The Poem

(Critical Survey of Literature for Students)

January. Colin, forlorn and rejected by his beloved Rosalind, compares his mood with the wintry landscape:

Thou barrein ground, whome winters wrath hath wasted,Art made a mirror to behold my plight:Whilome thy fresh spring flowrd, and after hastedThy summer proud with daffadillies dight,And now is come thy winters stormy state,Thy mantle marred wherein thou maskedst late.

At the end of this poem, Colin breaks his shepherd’s pipes and resolves to write no more poetry.

February. An impudent young shepherd, Cuddie, complains of the wintry blasts to the elderly Thenot, and he scorns the old man’s philosophical view that one must learn to endure the long succession of misfortunes that this world brings and be concerned only with the safety of the flock. Tired of Cuddie’s rudeness, Thenot tells the fable of an old oak and a proud briar bush. The briar persuades a farmer to cut down the tree to show off its own beauty. All is well until winter comes; the briar then dies without the protection of the oak against wind and frost. Cuddie is unmoved by this parable of youth and age and breaks it off abruptly.
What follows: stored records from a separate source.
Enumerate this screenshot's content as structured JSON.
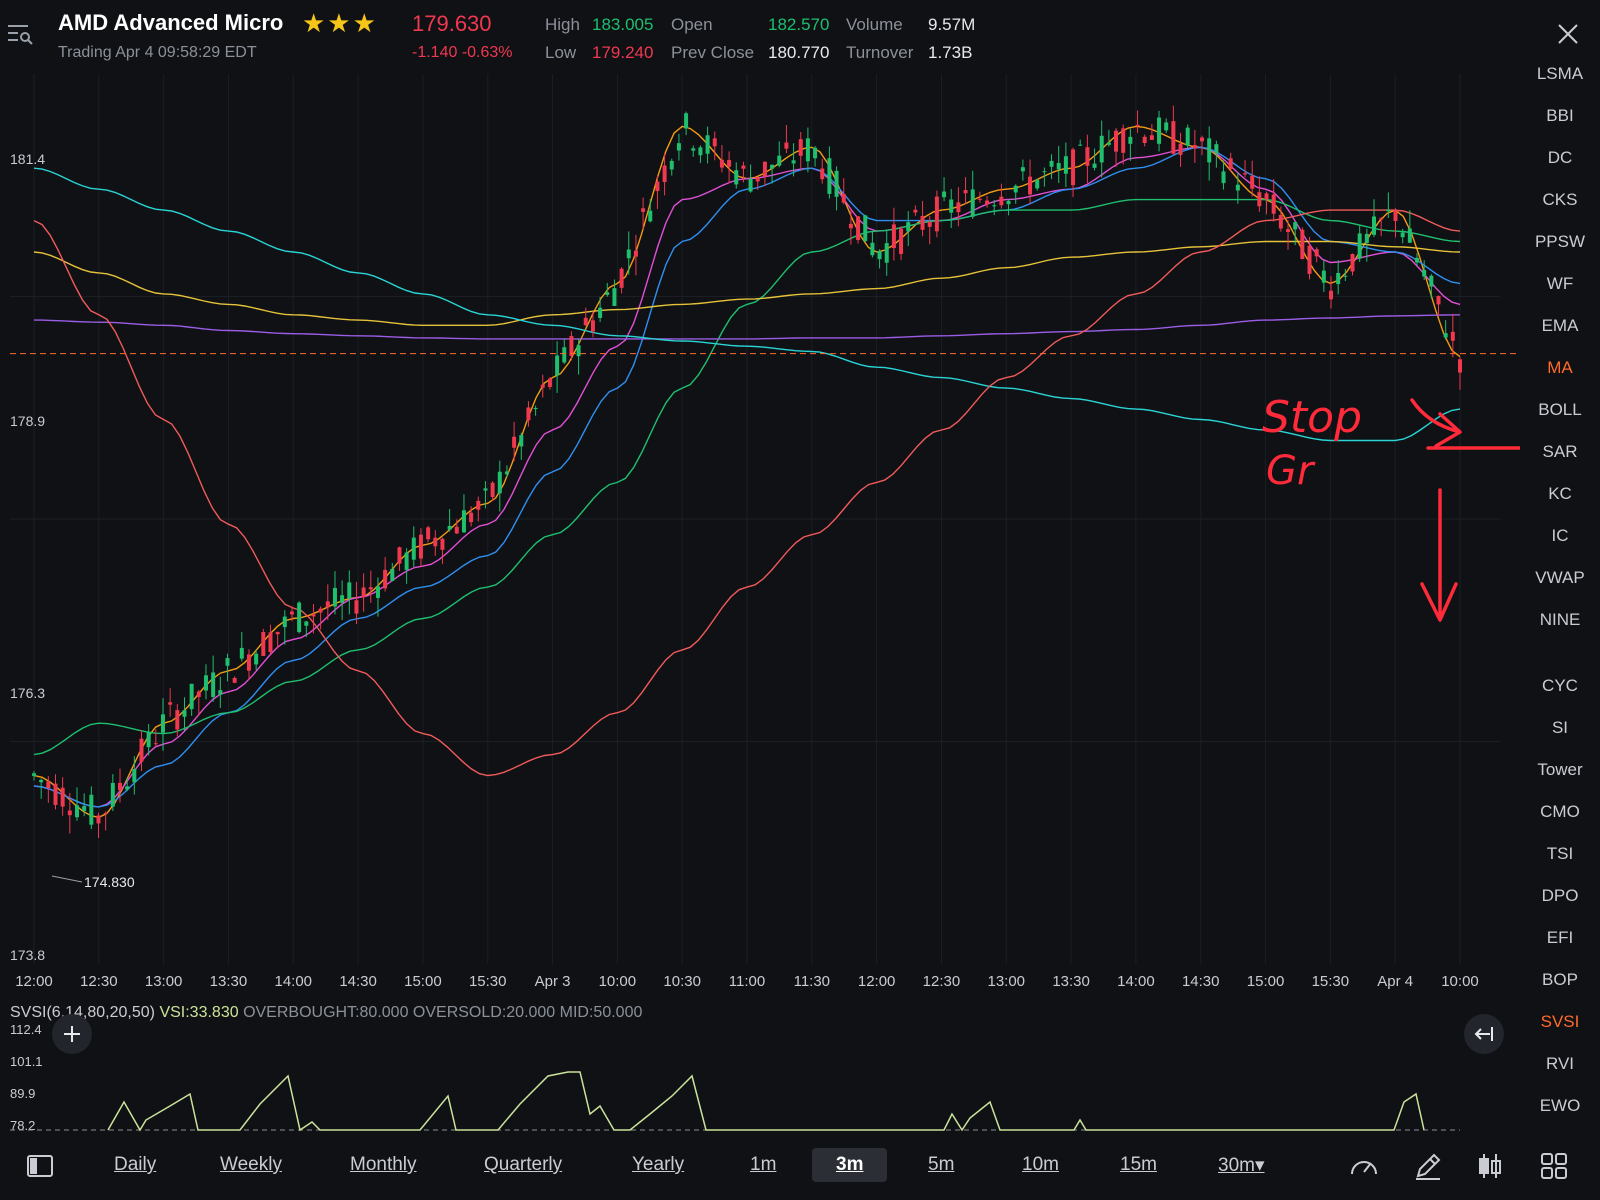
{
  "header": {
    "symbol_name": "AMD  Advanced Micro",
    "stars": "★★★",
    "status": "Trading Apr 4 09:58:29 EDT",
    "price": "179.630",
    "change": "-1.140 -0.63%",
    "stats": {
      "high_label": "High",
      "high": "183.005",
      "low_label": "Low",
      "low": "179.240",
      "open_label": "Open",
      "open": "182.570",
      "prev_close_label": "Prev Close",
      "prev_close": "180.770",
      "volume_label": "Volume",
      "volume": "9.57M",
      "turnover_label": "Turnover",
      "turnover": "1.73B"
    }
  },
  "chart": {
    "y_ticks": [
      "181.4",
      "178.9",
      "176.3",
      "173.8"
    ],
    "low_marker": "174.830",
    "x_ticks": [
      "12:00",
      "12:30",
      "13:00",
      "13:30",
      "14:00",
      "14:30",
      "15:00",
      "15:30",
      "Apr 3",
      "10:00",
      "10:30",
      "11:00",
      "11:30",
      "12:00",
      "12:30",
      "13:00",
      "13:30",
      "14:00",
      "14:30",
      "15:00",
      "15:30",
      "Apr 4",
      "10:00"
    ],
    "annotation": {
      "line1": "Stop",
      "line2": "Gr"
    }
  },
  "chart_data": {
    "type": "line",
    "ylim": [
      173.8,
      182.3
    ],
    "x": [
      "12:00",
      "12:30",
      "13:00",
      "13:30",
      "14:00",
      "14:30",
      "15:00",
      "15:30",
      "Apr 3",
      "10:00",
      "10:30",
      "11:00",
      "11:30",
      "12:00",
      "12:30",
      "13:00",
      "13:30",
      "14:00",
      "14:30",
      "15:00",
      "15:30",
      "Apr 4",
      "10:00"
    ],
    "series": [
      {
        "values": [
          175.6,
          175.2,
          176.1,
          176.6,
          177.1,
          177.3,
          177.8,
          178.2,
          179.4,
          180.3,
          181.8,
          181.3,
          181.6,
          180.6,
          181.0,
          181.2,
          181.4,
          181.8,
          181.6,
          181.1,
          180.3,
          181.0,
          179.6
        ],
        "color": "#f39c12"
      },
      {
        "values": [
          175.5,
          175.3,
          175.9,
          176.4,
          176.9,
          177.3,
          177.6,
          178.0,
          178.9,
          179.7,
          181.1,
          181.3,
          181.4,
          180.8,
          180.9,
          181.1,
          181.2,
          181.5,
          181.6,
          181.2,
          180.5,
          180.6,
          180.1
        ],
        "color": "#e34fd6"
      },
      {
        "values": [
          175.5,
          175.3,
          175.7,
          176.2,
          176.7,
          177.1,
          177.4,
          177.7,
          178.5,
          179.3,
          180.7,
          181.2,
          181.4,
          180.9,
          180.9,
          181.0,
          181.2,
          181.4,
          181.6,
          181.3,
          180.7,
          180.6,
          180.3
        ],
        "color": "#2f8ff0"
      },
      {
        "values": [
          175.8,
          176.1,
          176.0,
          176.2,
          176.5,
          176.8,
          177.1,
          177.4,
          177.9,
          178.4,
          179.3,
          180.1,
          180.6,
          180.8,
          180.9,
          181.0,
          181.0,
          181.1,
          181.1,
          181.1,
          180.9,
          180.8,
          180.7
        ],
        "color": "#1fbf6e"
      },
      {
        "values": [
          180.6,
          180.4,
          180.2,
          180.1,
          180.0,
          179.95,
          179.9,
          179.9,
          180.0,
          180.05,
          180.1,
          180.15,
          180.2,
          180.25,
          180.35,
          180.45,
          180.55,
          180.6,
          180.65,
          180.7,
          180.7,
          180.65,
          180.6
        ],
        "color": "#e6c23a"
      },
      {
        "values": [
          179.95,
          179.93,
          179.9,
          179.85,
          179.82,
          179.8,
          179.78,
          179.77,
          179.77,
          179.77,
          179.77,
          179.77,
          179.78,
          179.78,
          179.8,
          179.82,
          179.84,
          179.86,
          179.9,
          179.95,
          179.97,
          179.99,
          180.0
        ],
        "color": "#9b5de5"
      },
      {
        "values": [
          181.4,
          181.2,
          181.0,
          180.8,
          180.6,
          180.4,
          180.2,
          180.0,
          179.9,
          179.8,
          179.75,
          179.7,
          179.65,
          179.5,
          179.4,
          179.3,
          179.2,
          179.1,
          179.0,
          178.9,
          178.8,
          178.8,
          179.1
        ],
        "color": "#2ad4d4"
      },
      {
        "values": [
          180.9,
          180.0,
          179.0,
          178.0,
          177.2,
          176.6,
          176.0,
          175.6,
          175.8,
          176.2,
          176.8,
          177.4,
          177.9,
          178.4,
          178.9,
          179.4,
          179.8,
          180.2,
          180.6,
          180.9,
          181.0,
          181.0,
          180.8
        ],
        "color": "#f05a5a"
      }
    ],
    "reference_line": 179.63
  },
  "svsi": {
    "title": "SVSI(6,14,80,20,50)",
    "vsi": "VSI:33.830",
    "params": "OVERBOUGHT:80.000  OVERSOLD:20.000  MID:50.000",
    "y_ticks": [
      "112.4",
      "101.1",
      "89.9",
      "78.2"
    ]
  },
  "indicators": [
    "LSMA",
    "BBI",
    "DC",
    "CKS",
    "PPSW",
    "WF",
    "EMA",
    "MA",
    "BOLL",
    "SAR",
    "KC",
    "IC",
    "VWAP",
    "NINE",
    "CYC",
    "SI",
    "Tower",
    "CMO",
    "TSI",
    "DPO",
    "EFI",
    "BOP",
    "SVSI",
    "RVI",
    "EWO"
  ],
  "active_indicators": [
    "MA",
    "SVSI"
  ],
  "periods": [
    "Daily",
    "Weekly",
    "Monthly",
    "Quarterly",
    "Yearly",
    "1m",
    "3m",
    "5m",
    "10m",
    "15m",
    "30m▾"
  ],
  "active_period": "3m",
  "colors": {
    "up": "#1fbf6e",
    "down": "#f0384f",
    "accent": "#ff6a2a",
    "annotation": "#ff2a3a"
  }
}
March. Two young shepherds welcome spring as a time for love. They describe Thomalin’s encounter with Cupid. Thomalin tells a friend how, while he was hunting on one shepherds’ holiday, he heard a rustling in the bushes:

With that sprung forth a naked swainWith spotted wings like peacock’s train,And laughing lope to a tree,His gylden quiver at his back,And silver bow, which was but slack,Which lightly he bent at me.

April. Thenot finds Hobbinol grieving over the sorrows of his friend Colin Clout and mourning that Colin’s unrequited love deprived all the shepherds of his poems. Thenot asks Hobbinol to recite one of Colin’s verses to while away the hours as their flocks graze, and he complies with an ode on “Fair Elisa, queen of shepherds all.” Colin calls upon the muses, the graces, the sun, and the moon as he begins his praise of the daughter of Pan, the shepherds’ god, and Syrinx. Then Colin describes Elisa’s beauty:

See, where she sits upon the grassie green, (O seemly sight!)Yclad in scarlet, like a maiden queen And ermines white.Upon her head a cremosin coronet,With damask leaves and daffadillies...

(The entire section is 1233 words.)

The Shepheardes Calender Bibliography

(Great Characters in Literature)

MacCaffrey, Isabel. “Allegory and Pastoral in The Shepheardes Calender.” ELH 36, no. 1 (March, 1969): 88-109. Insightful discussion of how Spenser integrates the mode of allegory into the pastoral genre. Offers a sensible working definition of allegory.

Miller, David L. “Authorship, Anonymity, and The Shepheardes Calender.” Modern Language Quarterly 40, no. 3 (September, 1979): 219-236. An early poststructuralist analysis of the poem and its ambitions. Argues that Spenser deliberately created a poem that would stake his claim as a major poet.

Nelson, William. The Poetry of Edmund Spenser: A Study. New York: Columbia University Press, 1963. A concise, insightful introduction to the poem and its place in Spenser’s career and in English literary history.

Sacks, Peter J. The English Elegy: Studies in the Genre from Spenser to Yeats. Baltimore: The Johns Hopkins University Press, 1985. Excellent analysis of Spenser’s use of the elegy form in the context of the elegiac tradition in English poetry. Discusses the genre as a literary expression of the psychology of grief and consolation.